**To do**
Among the records, find the lines that hold the string "author" and return them.

### Input data

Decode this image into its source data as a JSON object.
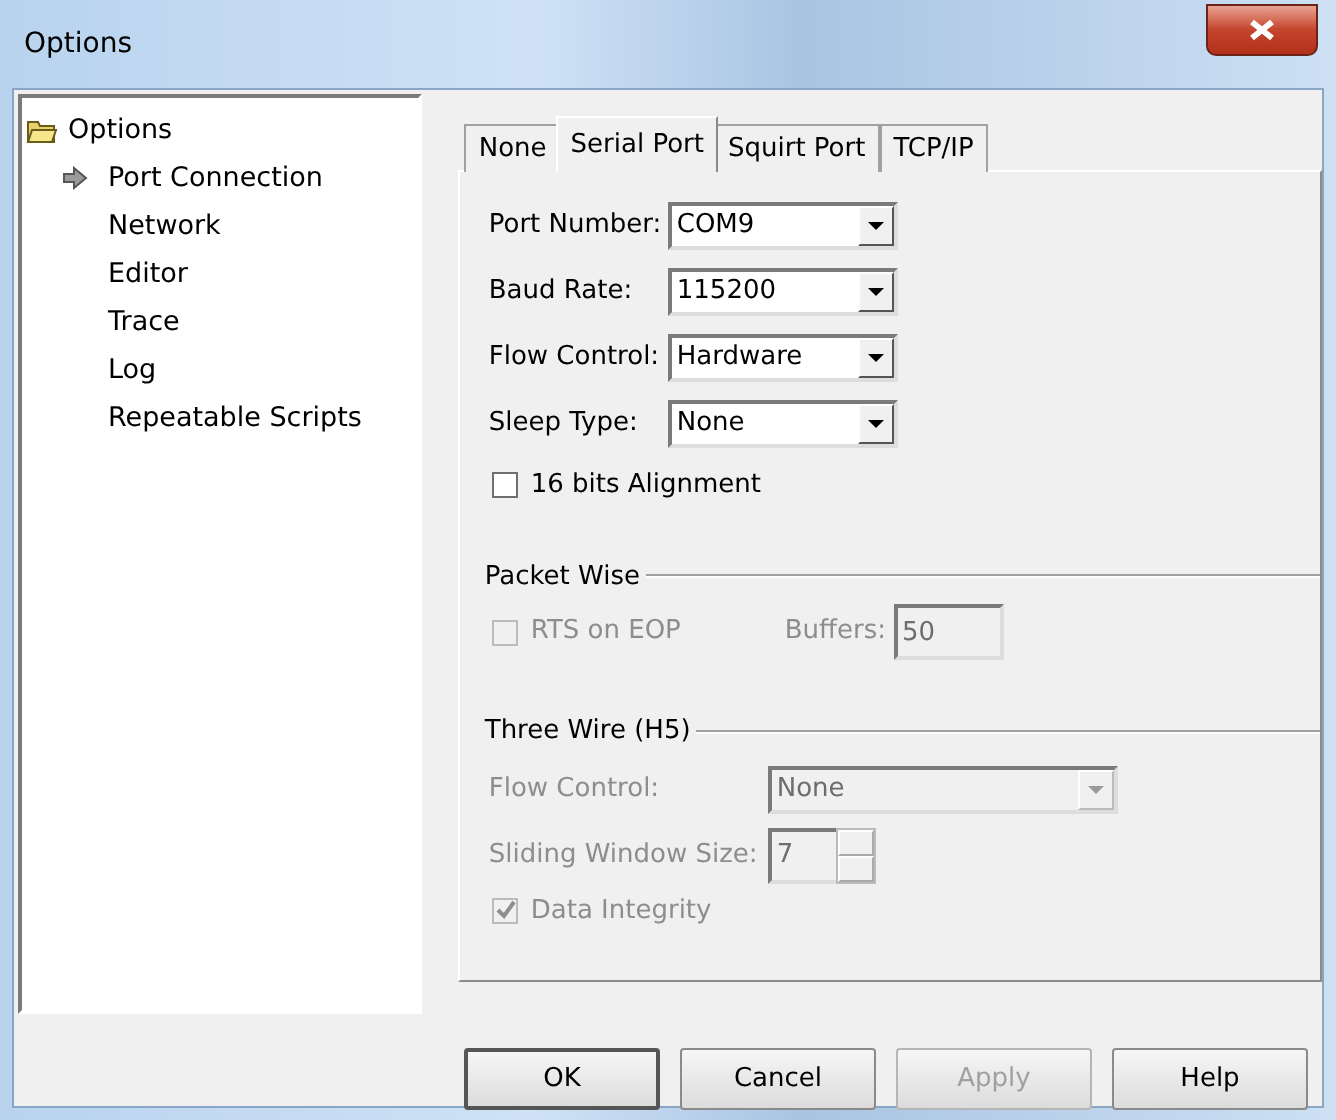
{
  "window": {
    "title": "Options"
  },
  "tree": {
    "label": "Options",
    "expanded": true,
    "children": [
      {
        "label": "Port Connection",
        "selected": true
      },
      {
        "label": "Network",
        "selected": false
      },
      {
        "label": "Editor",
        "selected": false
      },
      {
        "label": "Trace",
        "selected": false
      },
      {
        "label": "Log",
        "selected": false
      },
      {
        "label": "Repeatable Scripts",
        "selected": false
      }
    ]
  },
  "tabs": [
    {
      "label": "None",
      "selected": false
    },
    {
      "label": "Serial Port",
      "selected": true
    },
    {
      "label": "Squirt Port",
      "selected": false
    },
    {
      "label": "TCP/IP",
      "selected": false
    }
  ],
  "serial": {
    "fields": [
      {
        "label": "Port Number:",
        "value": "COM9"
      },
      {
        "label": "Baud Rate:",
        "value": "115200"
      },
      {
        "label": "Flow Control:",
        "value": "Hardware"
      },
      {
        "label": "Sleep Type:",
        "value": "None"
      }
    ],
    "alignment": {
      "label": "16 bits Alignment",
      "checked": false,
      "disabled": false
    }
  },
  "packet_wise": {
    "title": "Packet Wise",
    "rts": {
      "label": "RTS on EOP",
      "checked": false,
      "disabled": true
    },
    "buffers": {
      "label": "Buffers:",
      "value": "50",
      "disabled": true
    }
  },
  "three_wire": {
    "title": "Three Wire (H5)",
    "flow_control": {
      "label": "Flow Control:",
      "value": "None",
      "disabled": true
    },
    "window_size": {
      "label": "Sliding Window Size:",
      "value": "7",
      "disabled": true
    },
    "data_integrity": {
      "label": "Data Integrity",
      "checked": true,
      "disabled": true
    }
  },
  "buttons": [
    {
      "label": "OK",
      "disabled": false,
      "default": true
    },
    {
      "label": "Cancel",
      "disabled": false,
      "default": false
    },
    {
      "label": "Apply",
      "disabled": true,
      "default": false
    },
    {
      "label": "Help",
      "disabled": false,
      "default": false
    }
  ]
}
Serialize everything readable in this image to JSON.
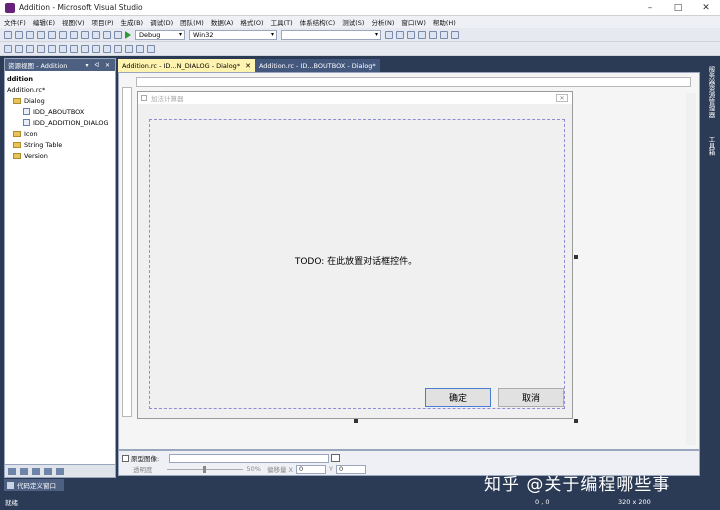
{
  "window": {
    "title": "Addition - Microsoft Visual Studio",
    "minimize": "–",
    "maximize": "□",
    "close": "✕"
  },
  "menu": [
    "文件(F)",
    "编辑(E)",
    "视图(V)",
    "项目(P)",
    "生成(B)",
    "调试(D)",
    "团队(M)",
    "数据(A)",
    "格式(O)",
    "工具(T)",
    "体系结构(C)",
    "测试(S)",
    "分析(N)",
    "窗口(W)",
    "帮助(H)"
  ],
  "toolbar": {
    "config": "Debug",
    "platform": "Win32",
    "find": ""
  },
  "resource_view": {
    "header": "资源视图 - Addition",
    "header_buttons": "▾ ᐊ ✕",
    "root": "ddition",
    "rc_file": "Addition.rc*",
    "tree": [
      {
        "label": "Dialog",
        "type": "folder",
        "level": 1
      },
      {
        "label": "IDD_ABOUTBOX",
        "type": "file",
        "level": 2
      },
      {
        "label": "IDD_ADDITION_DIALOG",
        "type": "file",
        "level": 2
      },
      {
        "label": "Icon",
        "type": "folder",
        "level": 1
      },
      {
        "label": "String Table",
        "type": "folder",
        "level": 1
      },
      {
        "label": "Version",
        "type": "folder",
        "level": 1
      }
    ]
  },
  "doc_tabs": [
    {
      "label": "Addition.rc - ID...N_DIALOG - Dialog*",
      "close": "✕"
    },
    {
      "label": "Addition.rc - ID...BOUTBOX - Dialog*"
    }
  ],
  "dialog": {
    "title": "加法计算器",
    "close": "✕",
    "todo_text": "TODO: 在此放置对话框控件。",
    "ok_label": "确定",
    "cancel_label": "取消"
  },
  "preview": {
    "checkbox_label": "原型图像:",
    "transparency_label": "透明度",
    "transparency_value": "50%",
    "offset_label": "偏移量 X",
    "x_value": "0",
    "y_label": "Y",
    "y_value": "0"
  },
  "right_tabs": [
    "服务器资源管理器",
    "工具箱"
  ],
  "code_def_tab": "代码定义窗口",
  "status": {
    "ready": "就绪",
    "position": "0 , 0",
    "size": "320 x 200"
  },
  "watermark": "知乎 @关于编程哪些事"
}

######
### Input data

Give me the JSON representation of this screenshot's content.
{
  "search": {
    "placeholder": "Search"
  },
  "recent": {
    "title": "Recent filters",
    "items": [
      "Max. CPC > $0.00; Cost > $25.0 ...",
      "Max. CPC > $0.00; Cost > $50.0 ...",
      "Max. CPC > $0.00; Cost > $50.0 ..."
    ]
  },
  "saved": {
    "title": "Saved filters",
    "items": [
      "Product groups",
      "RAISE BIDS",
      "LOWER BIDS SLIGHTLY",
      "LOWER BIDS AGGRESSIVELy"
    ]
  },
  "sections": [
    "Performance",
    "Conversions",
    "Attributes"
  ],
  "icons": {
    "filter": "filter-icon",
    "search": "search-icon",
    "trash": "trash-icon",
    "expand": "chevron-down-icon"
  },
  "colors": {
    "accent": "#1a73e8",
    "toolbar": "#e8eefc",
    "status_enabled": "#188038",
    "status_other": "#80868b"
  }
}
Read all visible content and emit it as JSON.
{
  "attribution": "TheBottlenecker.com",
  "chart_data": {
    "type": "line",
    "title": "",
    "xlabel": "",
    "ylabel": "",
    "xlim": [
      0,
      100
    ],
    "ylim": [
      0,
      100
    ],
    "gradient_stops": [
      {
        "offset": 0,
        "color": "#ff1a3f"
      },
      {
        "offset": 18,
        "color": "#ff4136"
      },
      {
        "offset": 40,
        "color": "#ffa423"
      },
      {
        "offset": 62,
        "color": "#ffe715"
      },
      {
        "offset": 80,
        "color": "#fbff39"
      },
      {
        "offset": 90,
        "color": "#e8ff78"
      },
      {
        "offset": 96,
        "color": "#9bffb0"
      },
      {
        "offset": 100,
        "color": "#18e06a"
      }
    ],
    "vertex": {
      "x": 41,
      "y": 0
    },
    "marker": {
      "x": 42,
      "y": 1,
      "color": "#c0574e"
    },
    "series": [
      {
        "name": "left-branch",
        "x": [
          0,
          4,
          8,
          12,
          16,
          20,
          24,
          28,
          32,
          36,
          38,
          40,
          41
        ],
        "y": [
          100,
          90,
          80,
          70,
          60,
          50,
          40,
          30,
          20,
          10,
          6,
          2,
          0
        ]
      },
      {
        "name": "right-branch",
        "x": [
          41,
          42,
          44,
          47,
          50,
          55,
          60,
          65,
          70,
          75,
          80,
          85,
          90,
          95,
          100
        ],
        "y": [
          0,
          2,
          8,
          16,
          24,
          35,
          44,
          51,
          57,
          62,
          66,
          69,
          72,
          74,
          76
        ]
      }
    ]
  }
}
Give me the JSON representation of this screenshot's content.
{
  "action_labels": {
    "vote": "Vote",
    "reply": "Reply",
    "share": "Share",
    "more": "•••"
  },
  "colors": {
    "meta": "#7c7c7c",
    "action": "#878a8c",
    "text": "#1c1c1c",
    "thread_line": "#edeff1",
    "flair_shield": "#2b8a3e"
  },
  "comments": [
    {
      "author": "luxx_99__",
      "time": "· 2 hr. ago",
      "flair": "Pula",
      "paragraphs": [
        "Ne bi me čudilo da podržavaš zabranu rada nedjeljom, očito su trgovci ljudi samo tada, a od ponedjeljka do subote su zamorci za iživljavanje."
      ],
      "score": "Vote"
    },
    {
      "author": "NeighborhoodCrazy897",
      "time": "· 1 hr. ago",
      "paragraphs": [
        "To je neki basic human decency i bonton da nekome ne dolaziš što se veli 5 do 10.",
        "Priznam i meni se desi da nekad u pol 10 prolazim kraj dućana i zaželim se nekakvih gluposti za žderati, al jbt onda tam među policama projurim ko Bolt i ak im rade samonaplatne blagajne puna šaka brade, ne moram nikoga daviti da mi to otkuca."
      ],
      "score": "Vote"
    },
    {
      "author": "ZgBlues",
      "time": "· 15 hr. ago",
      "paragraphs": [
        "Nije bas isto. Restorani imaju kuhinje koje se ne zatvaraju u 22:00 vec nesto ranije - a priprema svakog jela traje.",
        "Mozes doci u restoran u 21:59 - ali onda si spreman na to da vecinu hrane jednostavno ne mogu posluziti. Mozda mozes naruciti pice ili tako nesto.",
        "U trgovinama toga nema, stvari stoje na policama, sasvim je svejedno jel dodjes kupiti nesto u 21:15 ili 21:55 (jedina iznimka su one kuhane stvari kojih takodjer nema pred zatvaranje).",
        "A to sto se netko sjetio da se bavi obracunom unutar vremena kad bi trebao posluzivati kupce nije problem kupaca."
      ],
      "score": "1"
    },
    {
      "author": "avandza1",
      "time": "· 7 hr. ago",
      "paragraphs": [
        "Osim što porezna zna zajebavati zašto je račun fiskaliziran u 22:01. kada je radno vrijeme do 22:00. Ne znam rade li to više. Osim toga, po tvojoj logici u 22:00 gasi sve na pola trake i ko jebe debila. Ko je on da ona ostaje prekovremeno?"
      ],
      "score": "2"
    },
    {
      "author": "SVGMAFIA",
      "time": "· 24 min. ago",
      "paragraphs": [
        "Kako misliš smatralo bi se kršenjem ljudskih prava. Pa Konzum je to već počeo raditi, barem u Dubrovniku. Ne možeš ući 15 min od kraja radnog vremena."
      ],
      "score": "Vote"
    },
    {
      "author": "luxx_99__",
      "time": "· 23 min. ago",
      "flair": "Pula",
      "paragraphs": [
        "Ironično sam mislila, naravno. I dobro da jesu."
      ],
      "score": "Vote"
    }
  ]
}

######
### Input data

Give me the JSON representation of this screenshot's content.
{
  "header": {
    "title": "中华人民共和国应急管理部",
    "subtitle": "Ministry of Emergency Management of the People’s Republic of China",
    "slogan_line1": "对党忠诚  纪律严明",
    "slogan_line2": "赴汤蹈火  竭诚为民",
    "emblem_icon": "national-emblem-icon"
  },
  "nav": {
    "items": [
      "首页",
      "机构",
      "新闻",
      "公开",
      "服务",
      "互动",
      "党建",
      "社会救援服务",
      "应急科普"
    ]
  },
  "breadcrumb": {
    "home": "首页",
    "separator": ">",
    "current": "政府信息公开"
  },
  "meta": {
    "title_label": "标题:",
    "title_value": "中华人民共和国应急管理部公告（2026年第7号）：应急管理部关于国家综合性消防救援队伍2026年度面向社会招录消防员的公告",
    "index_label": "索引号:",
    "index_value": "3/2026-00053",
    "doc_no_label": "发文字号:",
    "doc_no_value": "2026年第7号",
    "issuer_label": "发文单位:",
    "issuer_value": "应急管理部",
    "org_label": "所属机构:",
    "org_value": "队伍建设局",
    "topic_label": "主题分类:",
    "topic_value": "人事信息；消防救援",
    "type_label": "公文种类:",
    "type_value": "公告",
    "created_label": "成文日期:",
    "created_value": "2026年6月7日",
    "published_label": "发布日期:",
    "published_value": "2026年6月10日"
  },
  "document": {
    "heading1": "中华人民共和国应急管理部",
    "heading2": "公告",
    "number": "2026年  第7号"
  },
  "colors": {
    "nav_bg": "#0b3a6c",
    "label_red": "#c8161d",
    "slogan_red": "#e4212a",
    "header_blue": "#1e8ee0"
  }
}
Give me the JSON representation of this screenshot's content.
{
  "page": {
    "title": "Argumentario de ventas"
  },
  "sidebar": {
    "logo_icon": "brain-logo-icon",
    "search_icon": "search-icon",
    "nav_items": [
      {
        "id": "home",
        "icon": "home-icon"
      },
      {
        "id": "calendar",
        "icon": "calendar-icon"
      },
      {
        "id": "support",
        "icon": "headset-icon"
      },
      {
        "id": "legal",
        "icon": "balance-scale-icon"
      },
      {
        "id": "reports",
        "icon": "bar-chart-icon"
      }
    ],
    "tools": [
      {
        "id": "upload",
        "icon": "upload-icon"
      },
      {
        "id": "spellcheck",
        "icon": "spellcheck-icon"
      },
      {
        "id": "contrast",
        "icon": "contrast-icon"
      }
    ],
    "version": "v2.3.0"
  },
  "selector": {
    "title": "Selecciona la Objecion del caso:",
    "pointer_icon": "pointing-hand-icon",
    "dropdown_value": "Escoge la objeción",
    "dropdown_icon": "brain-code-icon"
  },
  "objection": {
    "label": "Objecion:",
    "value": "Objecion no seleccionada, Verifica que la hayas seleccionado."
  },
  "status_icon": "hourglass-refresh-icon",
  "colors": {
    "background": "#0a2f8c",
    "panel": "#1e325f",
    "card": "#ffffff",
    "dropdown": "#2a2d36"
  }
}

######

**Result of this exercise**
      "author": "luxx_99__",
      "author": "NeighborhoodCrazy897",
      "author": "ZgBlues",
      "author": "avandza1",
      "author": "SVGMAFIA",
      "author": "luxx_99__",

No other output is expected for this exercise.